October 12, 2010
Unlike first-generation ethanol-based biofuels that rely on edible feedstocks, Maverick uses clean-energy technology and a gasification-based process to convert biomass such as crop and timber waste or municipal solid waste into high-energy biofuels that are cleaner burning than gasoline.
Mixed-alcohol biofuel can be blended at higher percentages than pure ethanol, thereby further offsetting the use of gasoline as compared to pure ethanol. The higher energy content of Maverick’s mixed-alcohol translates to higher gas mileage when compared to ethanol or ethanol blends and contributes to reducing the dependency on petroleum.
The market opportunity for biofuels continues to grow. US law mandates that 36 billion gallons per year (BGPY) of alternative fuels be produced and distributed by 2022. With the current U.S. ethanol production at approximately 13 BGPY, there remains a large gap in production to be filled with second-generation biofuels.

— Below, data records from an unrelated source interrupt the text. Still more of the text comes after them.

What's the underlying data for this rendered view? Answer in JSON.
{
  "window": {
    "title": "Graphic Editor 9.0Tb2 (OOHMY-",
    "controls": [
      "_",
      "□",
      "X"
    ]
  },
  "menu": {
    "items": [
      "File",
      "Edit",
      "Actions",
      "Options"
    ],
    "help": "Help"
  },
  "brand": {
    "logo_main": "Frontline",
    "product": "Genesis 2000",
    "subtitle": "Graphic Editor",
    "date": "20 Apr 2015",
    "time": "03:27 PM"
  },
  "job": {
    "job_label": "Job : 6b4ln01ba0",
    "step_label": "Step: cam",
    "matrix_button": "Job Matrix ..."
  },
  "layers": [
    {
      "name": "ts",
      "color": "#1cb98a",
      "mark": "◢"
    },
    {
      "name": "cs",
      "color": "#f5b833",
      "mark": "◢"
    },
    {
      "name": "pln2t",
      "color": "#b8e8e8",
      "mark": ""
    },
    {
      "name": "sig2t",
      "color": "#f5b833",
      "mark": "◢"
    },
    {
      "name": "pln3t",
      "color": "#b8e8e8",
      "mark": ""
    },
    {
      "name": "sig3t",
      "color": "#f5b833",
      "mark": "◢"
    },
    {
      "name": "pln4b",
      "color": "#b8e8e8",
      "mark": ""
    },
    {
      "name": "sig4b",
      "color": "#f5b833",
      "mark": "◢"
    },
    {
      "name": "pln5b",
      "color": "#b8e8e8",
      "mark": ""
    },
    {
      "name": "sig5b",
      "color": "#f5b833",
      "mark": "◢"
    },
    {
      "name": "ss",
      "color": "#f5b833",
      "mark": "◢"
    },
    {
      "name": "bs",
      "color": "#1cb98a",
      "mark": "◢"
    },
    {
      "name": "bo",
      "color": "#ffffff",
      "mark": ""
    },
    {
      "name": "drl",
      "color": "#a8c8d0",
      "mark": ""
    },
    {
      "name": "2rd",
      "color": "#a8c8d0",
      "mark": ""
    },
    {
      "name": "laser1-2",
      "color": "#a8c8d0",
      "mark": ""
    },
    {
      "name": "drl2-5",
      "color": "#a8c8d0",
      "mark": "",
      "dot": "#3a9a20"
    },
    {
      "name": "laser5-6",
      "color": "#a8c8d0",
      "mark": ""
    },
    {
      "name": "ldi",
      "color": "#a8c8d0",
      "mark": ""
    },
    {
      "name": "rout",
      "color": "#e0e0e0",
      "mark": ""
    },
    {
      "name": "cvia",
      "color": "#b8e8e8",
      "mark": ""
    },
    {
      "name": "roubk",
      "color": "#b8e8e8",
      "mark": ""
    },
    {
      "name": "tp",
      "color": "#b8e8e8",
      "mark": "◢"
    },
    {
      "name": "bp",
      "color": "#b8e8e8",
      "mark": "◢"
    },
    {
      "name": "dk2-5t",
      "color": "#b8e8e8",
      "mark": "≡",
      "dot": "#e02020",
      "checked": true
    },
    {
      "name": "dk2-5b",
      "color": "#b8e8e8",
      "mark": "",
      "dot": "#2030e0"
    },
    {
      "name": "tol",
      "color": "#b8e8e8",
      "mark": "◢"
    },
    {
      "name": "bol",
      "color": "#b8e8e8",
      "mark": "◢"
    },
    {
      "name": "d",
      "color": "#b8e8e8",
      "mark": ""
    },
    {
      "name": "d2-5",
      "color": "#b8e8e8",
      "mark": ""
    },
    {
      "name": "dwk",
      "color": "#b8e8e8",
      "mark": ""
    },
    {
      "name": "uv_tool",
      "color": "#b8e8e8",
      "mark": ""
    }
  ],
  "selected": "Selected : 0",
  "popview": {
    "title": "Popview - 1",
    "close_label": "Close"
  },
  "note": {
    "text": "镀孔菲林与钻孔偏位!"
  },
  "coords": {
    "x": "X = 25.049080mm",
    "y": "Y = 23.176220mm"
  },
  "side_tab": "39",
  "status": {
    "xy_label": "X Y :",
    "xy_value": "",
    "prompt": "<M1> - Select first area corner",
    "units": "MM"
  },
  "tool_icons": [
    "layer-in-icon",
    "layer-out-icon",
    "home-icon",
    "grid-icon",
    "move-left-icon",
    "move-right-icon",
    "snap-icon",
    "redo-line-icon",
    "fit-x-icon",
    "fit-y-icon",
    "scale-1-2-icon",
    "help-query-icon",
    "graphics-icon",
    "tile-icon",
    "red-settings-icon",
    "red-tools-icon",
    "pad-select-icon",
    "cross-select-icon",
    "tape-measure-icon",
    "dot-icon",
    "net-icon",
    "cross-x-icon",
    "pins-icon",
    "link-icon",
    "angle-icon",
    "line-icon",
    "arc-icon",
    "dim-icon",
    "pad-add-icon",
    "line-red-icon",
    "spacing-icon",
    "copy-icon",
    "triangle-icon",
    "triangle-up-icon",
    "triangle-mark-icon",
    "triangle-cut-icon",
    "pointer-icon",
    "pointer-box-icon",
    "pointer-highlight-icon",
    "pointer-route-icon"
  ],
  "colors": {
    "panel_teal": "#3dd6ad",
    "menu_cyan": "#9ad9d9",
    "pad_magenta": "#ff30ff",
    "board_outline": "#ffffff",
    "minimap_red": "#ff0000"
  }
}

There is an immediate need for renewable energy, including biofuels. This is influenced by the fluctuation in oil prices and its effect on the world economy, the political instability in several countries with known oil reserves, the dependency on foreign countries for crude oil, the awareness of diminishing oil supplies with higher marginal cost of production, and concerns about greenhouse gases and climate change. However, the only proven biofuel technologies, to date, are biodiesel produced from food oil (soybean, used cooking oil, etc.), and ethanol produced from food sources such as corn grain and sugar cane.
"There is a tremendous amount of interest, in the U.S. and abroad, in environment-friendly, second-generation biofuel production technologies that don't use food sources and that help increase energy independence," said Sam Yenne, CEO for Maverick Biofuels. "Our technology uses waste not food as a feedstock and involves three well-understood thermochemical and chemical processes that have never been combined to produce mixed-alcohol biofuels."
In addition to using biomass as a feedstock, the Maverick process can use municipal solid waste for the production of biofuels. Estimates indicate that at least 60% of the materials going into landfills can be diverted for commercial biofuel production. This could more than double the life of the landfill and significantly reduce its operating cost.
Source : Press Release